So for ages and ages folks have used frames to present instructions on one side of the screen and a live database on the other. Guided tutorial is what I call it. Recently we began using Macromedia Breeze on my campus, and colleagues seem freshly intrigued with the possibilities of incorporating audio into online instruction. One of them asked the other day if Breeze could somehow be squeezed in to the instruction frame on a guided tutorial so students could both read and hear the instructions, but I don't think it can, as it wants to display a PPT, and that would never fit in a split screen (at least not if you wanted to leave any room for the live database).
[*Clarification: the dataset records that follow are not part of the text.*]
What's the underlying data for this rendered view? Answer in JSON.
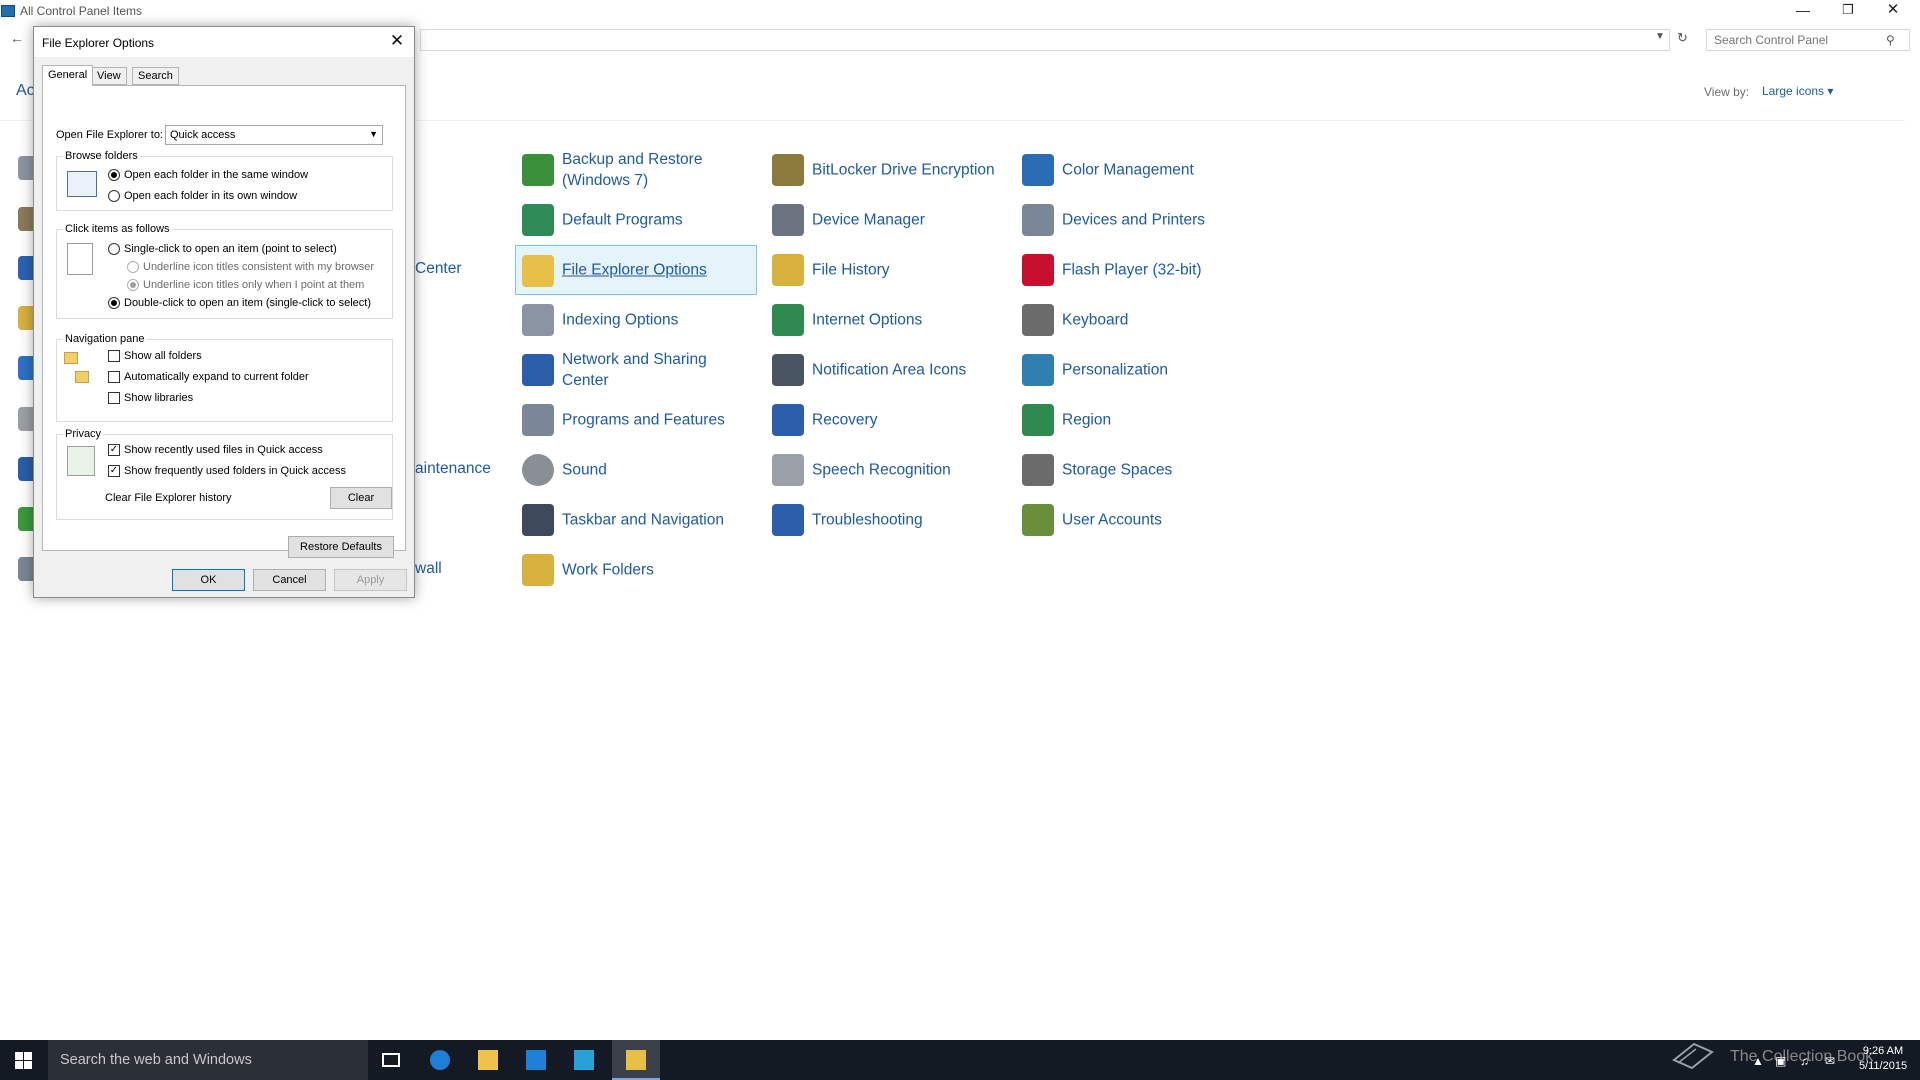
{
  "window": {
    "title": "All Control Panel Items",
    "search_placeholder": "Search Control Panel",
    "heading_fragment": "Ac",
    "view_by_label": "View by:",
    "view_by_value": "Large icons ▾"
  },
  "items": [
    {
      "label": "Backup and Restore (Windows 7)",
      "icon": "backup-restore-icon",
      "color": "#3a8f3a"
    },
    {
      "label": "BitLocker Drive Encryption",
      "icon": "bitlocker-icon",
      "color": "#8c7a3a"
    },
    {
      "label": "Color Management",
      "icon": "color-management-icon",
      "color": "#2b6db5"
    },
    {
      "label": "Default Programs",
      "icon": "default-programs-icon",
      "color": "#2e8b57"
    },
    {
      "label": "Device Manager",
      "icon": "device-manager-icon",
      "color": "#6b7280"
    },
    {
      "label": "Devices and Printers",
      "icon": "devices-printers-icon",
      "color": "#7a8796"
    },
    {
      "label": "File Explorer Options",
      "icon": "file-explorer-options-icon",
      "color": "#e6bf47",
      "selected": true
    },
    {
      "label": "File History",
      "icon": "file-history-icon",
      "color": "#d8b13e"
    },
    {
      "label": "Flash Player (32-bit)",
      "icon": "flash-player-icon",
      "color": "#c8102e"
    },
    {
      "label": "Indexing Options",
      "icon": "indexing-options-icon",
      "color": "#8a94a3"
    },
    {
      "label": "Internet Options",
      "icon": "internet-options-icon",
      "color": "#2f8a4f"
    },
    {
      "label": "Keyboard",
      "icon": "keyboard-icon",
      "color": "#6b6b6b"
    },
    {
      "label": "Network and Sharing Center",
      "icon": "network-sharing-icon",
      "color": "#2a5ea8"
    },
    {
      "label": "Notification Area Icons",
      "icon": "notification-area-icon",
      "color": "#4a5563"
    },
    {
      "label": "Personalization",
      "icon": "personalization-icon",
      "color": "#2f7fb0"
    },
    {
      "label": "Programs and Features",
      "icon": "programs-features-icon",
      "color": "#7a8796"
    },
    {
      "label": "Recovery",
      "icon": "recovery-icon",
      "color": "#2a5ea8"
    },
    {
      "label": "Region",
      "icon": "region-icon",
      "color": "#2f8a4f"
    },
    {
      "label": "Sound",
      "icon": "sound-icon",
      "color": "#8a8f96"
    },
    {
      "label": "Speech Recognition",
      "icon": "speech-recognition-icon",
      "color": "#9aa0a6"
    },
    {
      "label": "Storage Spaces",
      "icon": "storage-spaces-icon",
      "color": "#6b6b6b"
    },
    {
      "label": "Taskbar and Navigation",
      "icon": "taskbar-navigation-icon",
      "color": "#3c4a5c"
    },
    {
      "label": "Troubleshooting",
      "icon": "troubleshooting-icon",
      "color": "#2a5ea8"
    },
    {
      "label": "User Accounts",
      "icon": "user-accounts-icon",
      "color": "#6a8f3a"
    },
    {
      "label": "Work Folders",
      "icon": "work-folders-icon",
      "color": "#d8b13e"
    }
  ],
  "partial_labels": [
    "Center",
    "aintenance",
    "wall"
  ],
  "dialog": {
    "title": "File Explorer Options",
    "tabs": [
      "General",
      "View",
      "Search"
    ],
    "open_label": "Open File Explorer to:",
    "open_value": "Quick access",
    "browse": {
      "title": "Browse folders",
      "same_window": "Open each folder in the same window",
      "own_window": "Open each folder in its own window"
    },
    "click": {
      "title": "Click items as follows",
      "single": "Single-click to open an item (point to select)",
      "underline_browser": "Underline icon titles consistent with my browser",
      "underline_point": "Underline icon titles only when I point at them",
      "double": "Double-click to open an item (single-click to select)"
    },
    "nav": {
      "title": "Navigation pane",
      "show_all": "Show all folders",
      "auto_expand": "Automatically expand to current folder",
      "show_libraries": "Show libraries"
    },
    "privacy": {
      "title": "Privacy",
      "recent_files": "Show recently used files in Quick access",
      "frequent_folders": "Show frequently used folders in Quick access",
      "clear_label": "Clear File Explorer history",
      "clear_button": "Clear"
    },
    "restore_button": "Restore Defaults",
    "ok": "OK",
    "cancel": "Cancel",
    "apply": "Apply"
  },
  "taskbar": {
    "search_text": "Search the web and Windows",
    "tray_text": "The Collection Book",
    "time": "9:26 AM",
    "date": "5/11/2015"
  }
}
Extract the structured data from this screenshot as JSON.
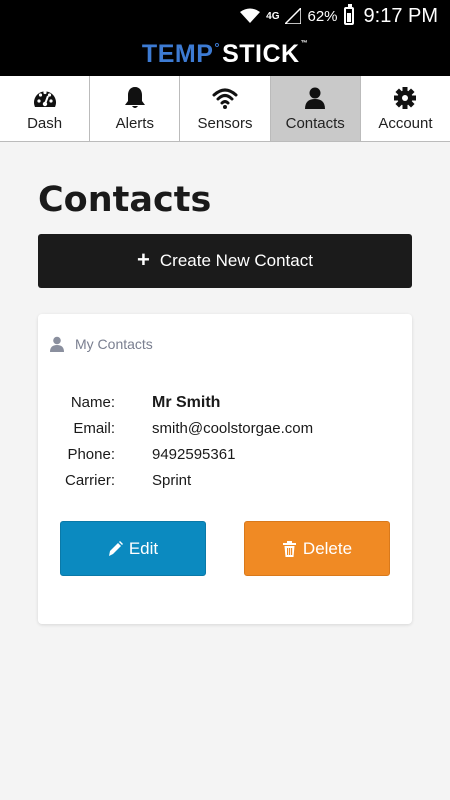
{
  "status_bar": {
    "network": "4G",
    "battery_percent": "62%",
    "time": "9:17 PM"
  },
  "brand": {
    "part1": "TEMP",
    "degree": "°",
    "part2": "STICK",
    "tm": "™",
    "colors": {
      "temp": "#3d7bd3",
      "stick": "#ffffff"
    }
  },
  "nav": {
    "tabs": [
      {
        "label": "Dash",
        "icon": "dashboard-gauge-icon",
        "active": false
      },
      {
        "label": "Alerts",
        "icon": "bell-icon",
        "active": false
      },
      {
        "label": "Sensors",
        "icon": "wifi-icon",
        "active": false
      },
      {
        "label": "Contacts",
        "icon": "user-icon",
        "active": true
      },
      {
        "label": "Account",
        "icon": "gear-icon",
        "active": false
      }
    ]
  },
  "page": {
    "title": "Contacts",
    "create_button": "Create New Contact"
  },
  "card": {
    "header": "My Contacts",
    "fields": [
      {
        "key": "Name:",
        "value": "Mr Smith"
      },
      {
        "key": "Email:",
        "value": "smith@coolstorgae.com"
      },
      {
        "key": "Phone:",
        "value": "9492595361"
      },
      {
        "key": "Carrier:",
        "value": "Sprint"
      }
    ],
    "edit_button": "Edit",
    "delete_button": "Delete"
  },
  "colors": {
    "edit": "#0b8ac0",
    "delete": "#f08a24",
    "create": "#1b1b1b",
    "active_tab": "#c9c9c9"
  }
}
So I reached back in my dusty memory for a tool I once used called Boomer that allows you to encode any audio file (well, .mp3 or .wav at least) into a Flash file and embed it in a webpage. (Actually there are two sides to Boomer - Audio and Video - together they make a nice little Flash slideshow, but that's not what we're focusing on today.) Never thought of using just the audio part of Flash, didja? :-) What's nice about it is that as with any other type of Flash file there's almost never a plugin to worry about - it just plays. In this case, as soon as a page is loaded the audio begins to play. Now you wouldn't want to abuse this as there is no controller to allow the user to control the audio in any way, but if you use it judiciously I think it can provide a good enhancement to the written word.
What's nice about Boomer Audio is how easy it is to use. If you can record an audio clip to your computer, all you do is then drag that clip in to Boomer Audio and hit convert and it 1) converts it to a SWF file (very small) and 2) builds you an HTML page that will play that file. All you have to do is copy the HTML code from that webpage into your tutorial page, then upload them both to your server and you're done. You can play with sampling rates on the conversion if you're so inclined, but you don't have to.
Turns out you can do this same thing in the full version of Macromedia Flash, but that's only a viable solution if you already have that product. It's also a lot more expensive than Boomer :-) Update: Rebecca found some Macromedia Tech Notes that go into detail about how to do this using Flash.
OK, enough about that - here's the proof on a tutorial I'm currently working on. Even if you can't get in to the database you can navigate through the framed instructions and listen to the audio on each page. What do you think - a useful addition to the tutorial, or not? http://www.ucalgary.ca/library/libcon/wispr/HSNursing/